⦁ Coffee press

A 500 ml pot will give you two cups of coffee using the Primus Coffee Press (not included). This sized pot is sufficient in the backcountry to provide meals for two…based on the one cup meal servings.

PROS:

⦁ Reasonably lightweight at 13.9 oz

⦁ Integrated Ignition is simple and works

⦁ Insulated sleeve with handle gives it a "mug" feel

⦁ Pot Heat Exchanger heats fast and evenly

⦁ Pot/Stove Burner interface locks securely

⦁ Canister stabilizing legs fulfill their purpose

CONS:

⦁ Primus did not use their new Ceramic coating on pot interior

⦁ No Stove Pouch provided like their Express Stove includes.

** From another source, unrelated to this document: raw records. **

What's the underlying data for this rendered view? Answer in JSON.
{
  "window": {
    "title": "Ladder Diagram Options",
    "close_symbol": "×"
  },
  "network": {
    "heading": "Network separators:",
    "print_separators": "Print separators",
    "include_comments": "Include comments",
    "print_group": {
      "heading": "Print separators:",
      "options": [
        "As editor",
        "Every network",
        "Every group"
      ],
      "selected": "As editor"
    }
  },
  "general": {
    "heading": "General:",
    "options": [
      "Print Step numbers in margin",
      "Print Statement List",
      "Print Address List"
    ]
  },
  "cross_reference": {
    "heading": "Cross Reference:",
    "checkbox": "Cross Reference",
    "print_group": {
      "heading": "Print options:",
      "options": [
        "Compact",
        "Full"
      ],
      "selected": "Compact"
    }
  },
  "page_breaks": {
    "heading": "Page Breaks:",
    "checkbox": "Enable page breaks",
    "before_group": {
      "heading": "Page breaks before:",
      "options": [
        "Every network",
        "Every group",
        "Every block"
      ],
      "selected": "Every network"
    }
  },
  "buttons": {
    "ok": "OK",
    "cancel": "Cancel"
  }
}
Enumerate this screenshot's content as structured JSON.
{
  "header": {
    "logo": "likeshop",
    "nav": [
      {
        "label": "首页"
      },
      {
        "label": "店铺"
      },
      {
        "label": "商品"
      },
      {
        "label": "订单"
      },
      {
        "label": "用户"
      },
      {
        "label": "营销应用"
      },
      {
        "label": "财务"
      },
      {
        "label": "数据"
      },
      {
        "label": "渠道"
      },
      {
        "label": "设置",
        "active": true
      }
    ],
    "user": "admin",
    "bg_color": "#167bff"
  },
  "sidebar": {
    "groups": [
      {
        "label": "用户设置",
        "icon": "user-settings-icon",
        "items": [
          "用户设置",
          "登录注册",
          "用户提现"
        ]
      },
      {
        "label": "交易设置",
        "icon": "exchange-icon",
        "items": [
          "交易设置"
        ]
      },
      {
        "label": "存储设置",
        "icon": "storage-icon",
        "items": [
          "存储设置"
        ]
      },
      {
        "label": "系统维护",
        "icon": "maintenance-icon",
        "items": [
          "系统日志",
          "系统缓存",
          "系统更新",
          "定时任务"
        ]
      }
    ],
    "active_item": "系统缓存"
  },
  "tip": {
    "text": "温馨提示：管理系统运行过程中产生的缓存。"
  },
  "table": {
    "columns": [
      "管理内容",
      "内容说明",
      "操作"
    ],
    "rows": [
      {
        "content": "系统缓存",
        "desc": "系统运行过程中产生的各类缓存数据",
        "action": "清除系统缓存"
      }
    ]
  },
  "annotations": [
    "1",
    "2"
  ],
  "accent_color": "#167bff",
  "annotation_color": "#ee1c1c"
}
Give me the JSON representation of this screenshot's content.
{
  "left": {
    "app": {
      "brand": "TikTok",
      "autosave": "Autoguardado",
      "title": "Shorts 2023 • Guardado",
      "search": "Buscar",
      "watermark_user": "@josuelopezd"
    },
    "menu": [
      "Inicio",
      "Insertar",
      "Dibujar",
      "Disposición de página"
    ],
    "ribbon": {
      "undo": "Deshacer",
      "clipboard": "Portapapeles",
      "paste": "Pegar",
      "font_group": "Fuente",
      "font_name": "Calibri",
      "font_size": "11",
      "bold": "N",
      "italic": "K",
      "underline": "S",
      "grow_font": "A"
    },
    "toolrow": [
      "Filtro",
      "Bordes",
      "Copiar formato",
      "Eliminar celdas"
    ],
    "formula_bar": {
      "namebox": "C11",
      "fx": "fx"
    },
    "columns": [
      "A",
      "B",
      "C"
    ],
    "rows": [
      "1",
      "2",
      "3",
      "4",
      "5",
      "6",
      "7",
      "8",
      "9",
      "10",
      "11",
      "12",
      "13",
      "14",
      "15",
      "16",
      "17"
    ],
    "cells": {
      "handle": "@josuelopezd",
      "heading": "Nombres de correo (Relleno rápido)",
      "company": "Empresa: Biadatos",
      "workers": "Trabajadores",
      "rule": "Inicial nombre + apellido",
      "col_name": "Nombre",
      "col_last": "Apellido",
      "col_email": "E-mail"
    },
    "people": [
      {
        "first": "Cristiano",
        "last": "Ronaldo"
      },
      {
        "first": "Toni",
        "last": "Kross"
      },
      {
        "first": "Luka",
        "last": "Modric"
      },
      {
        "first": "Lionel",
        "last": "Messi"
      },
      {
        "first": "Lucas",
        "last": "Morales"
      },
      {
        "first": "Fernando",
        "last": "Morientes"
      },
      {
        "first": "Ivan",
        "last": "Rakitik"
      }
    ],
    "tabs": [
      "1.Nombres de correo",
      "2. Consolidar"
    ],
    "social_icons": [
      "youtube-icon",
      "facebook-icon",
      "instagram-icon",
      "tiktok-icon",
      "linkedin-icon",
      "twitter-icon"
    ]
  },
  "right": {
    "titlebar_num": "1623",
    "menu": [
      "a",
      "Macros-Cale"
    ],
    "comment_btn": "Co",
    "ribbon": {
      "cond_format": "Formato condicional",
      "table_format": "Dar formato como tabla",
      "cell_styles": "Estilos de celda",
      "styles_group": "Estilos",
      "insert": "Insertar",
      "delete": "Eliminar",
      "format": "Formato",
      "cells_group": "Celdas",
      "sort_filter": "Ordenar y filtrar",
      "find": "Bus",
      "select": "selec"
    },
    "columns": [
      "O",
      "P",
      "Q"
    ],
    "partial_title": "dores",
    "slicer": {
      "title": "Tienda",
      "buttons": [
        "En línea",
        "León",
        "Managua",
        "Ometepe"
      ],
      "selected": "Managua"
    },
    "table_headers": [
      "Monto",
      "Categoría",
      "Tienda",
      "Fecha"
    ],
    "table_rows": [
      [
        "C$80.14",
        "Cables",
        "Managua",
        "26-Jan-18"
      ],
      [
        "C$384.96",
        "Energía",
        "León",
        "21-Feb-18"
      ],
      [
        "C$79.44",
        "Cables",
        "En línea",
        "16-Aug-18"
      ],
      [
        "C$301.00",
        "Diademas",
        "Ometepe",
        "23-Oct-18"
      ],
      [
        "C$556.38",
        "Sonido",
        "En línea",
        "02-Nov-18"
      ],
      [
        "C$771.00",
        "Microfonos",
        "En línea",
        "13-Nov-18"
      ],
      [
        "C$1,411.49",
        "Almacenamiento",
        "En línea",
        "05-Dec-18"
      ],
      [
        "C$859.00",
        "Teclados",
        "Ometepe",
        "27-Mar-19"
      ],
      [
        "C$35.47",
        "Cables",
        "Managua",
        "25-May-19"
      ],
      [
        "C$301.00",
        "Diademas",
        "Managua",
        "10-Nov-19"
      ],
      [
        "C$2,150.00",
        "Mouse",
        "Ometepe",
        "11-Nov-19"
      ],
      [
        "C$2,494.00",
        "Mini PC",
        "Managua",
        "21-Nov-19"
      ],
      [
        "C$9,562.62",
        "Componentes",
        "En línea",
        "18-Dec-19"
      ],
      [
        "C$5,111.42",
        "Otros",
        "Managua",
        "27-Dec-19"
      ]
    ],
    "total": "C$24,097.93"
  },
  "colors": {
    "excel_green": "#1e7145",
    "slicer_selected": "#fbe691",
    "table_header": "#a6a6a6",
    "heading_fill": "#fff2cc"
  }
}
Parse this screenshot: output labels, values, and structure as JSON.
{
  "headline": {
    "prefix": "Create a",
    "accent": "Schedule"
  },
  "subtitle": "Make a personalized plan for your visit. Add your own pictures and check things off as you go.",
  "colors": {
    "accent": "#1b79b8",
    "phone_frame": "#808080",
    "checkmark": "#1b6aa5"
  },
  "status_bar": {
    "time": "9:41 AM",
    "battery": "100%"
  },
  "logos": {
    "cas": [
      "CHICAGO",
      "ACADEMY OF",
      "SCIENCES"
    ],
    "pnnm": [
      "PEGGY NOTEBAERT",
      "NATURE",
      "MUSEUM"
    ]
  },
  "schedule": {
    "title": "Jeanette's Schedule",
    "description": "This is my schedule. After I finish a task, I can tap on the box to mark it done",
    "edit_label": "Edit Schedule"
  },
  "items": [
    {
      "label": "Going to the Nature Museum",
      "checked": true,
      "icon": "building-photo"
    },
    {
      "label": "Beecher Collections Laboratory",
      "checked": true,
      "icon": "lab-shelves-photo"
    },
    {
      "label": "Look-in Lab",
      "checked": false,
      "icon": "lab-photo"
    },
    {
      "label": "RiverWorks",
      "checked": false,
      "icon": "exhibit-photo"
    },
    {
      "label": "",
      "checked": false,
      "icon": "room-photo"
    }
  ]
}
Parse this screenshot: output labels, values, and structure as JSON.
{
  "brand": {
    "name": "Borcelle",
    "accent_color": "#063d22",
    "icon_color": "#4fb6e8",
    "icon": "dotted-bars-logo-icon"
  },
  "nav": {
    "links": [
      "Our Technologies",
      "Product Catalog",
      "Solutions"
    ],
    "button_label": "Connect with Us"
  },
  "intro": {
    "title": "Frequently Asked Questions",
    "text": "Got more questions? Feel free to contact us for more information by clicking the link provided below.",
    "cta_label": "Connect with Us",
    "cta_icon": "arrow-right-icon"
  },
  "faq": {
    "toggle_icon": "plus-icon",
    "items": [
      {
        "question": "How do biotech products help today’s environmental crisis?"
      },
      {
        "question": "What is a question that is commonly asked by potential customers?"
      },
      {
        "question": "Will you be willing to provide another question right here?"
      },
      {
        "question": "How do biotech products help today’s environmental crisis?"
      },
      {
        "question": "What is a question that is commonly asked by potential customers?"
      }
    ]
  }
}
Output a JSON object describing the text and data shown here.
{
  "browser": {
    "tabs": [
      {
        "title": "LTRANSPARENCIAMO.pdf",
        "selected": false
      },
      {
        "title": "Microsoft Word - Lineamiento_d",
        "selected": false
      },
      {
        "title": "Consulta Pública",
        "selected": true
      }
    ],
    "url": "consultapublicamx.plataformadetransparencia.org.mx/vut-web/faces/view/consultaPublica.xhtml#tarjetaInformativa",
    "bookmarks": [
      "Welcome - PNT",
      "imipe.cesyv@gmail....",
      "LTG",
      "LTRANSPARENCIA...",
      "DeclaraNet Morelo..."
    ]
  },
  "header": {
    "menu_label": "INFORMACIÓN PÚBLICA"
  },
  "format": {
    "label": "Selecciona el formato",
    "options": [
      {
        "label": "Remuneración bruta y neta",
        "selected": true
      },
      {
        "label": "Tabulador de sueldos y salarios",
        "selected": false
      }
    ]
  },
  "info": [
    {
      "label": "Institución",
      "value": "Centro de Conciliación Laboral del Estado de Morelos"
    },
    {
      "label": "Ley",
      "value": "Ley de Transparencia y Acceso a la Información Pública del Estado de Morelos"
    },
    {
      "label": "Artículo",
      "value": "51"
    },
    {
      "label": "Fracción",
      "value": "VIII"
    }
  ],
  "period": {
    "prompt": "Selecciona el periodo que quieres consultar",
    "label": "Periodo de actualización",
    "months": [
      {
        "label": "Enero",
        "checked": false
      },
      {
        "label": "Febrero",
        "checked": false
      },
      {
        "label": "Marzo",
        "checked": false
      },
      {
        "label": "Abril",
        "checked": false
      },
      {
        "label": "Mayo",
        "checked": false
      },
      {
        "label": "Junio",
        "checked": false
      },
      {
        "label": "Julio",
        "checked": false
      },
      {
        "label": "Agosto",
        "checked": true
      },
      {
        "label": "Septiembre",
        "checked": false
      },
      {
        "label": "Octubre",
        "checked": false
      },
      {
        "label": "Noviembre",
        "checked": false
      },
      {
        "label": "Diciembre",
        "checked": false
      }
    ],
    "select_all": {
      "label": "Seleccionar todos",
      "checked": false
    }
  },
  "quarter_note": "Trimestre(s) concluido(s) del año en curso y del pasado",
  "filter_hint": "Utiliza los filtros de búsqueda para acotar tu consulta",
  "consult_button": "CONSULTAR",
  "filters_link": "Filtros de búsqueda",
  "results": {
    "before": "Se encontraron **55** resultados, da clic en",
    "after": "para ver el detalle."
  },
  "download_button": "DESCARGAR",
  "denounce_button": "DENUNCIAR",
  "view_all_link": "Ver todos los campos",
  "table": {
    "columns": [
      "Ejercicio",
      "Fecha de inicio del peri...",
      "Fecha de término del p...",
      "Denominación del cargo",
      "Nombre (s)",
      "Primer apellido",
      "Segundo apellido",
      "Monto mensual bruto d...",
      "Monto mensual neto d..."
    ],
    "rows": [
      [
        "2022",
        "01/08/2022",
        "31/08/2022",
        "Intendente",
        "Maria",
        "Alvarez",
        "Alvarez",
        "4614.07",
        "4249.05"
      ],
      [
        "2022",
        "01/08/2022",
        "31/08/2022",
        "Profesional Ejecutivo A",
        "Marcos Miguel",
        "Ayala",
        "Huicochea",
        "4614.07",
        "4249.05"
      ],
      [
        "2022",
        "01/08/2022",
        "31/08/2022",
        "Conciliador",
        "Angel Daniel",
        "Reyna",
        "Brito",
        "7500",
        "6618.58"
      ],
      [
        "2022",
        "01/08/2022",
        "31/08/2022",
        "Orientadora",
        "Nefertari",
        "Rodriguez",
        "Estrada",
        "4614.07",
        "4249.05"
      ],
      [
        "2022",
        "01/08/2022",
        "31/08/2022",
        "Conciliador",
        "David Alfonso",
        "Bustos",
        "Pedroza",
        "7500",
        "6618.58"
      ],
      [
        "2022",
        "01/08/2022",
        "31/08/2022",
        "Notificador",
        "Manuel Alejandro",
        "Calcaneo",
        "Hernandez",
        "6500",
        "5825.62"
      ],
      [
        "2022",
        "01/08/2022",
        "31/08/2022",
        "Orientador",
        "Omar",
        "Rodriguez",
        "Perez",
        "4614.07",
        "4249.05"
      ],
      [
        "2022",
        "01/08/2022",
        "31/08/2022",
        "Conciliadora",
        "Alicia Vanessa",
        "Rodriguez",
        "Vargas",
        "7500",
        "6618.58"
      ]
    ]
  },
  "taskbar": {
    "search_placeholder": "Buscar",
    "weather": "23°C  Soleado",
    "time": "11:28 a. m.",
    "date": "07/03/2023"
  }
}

The Primus Lite+ ticks almost all the boxes for my preferred usage. If Primus would've used their ceramic coating inside the pot, along with providing a nylon storage pouch for the stove burner…it would place Primus further ahead of the competitors in this hot market. Clean up would be a breeze…and the storage pouch would minimize stove damage and pot interior scratching.

There is nothing difficult or foreign about usage, nor is there a learning curve…remove the contents from the box, thread the stove burner head onto a fuel canister, line up the triangle on the stove head with the triangle opening on the bottom of the pot, insert…twist and shazaam! Fill the pot with your desired contents, turn the black fuel adjustment knob so it releases gas…press the red piezo ignition inward…adjust the flame and in a few minutes dinner is served.

Final Thoughts:

The Primus Lite+ is a solid all-around performer! Light enough to take with you anywhere-everywhere again and again. Absent are any complexities… simply user-friendly and practical. As previously mentioned, I would like to see Primus utilize their ceramic coating on the pot interior and include a protective mini stuff sack for the burner…their absence doesn't affect performance or function in any way…though I think it would help bring the competition to their knees.

Overall Rating: ⭐️⭐️⭐️⭐️⭐️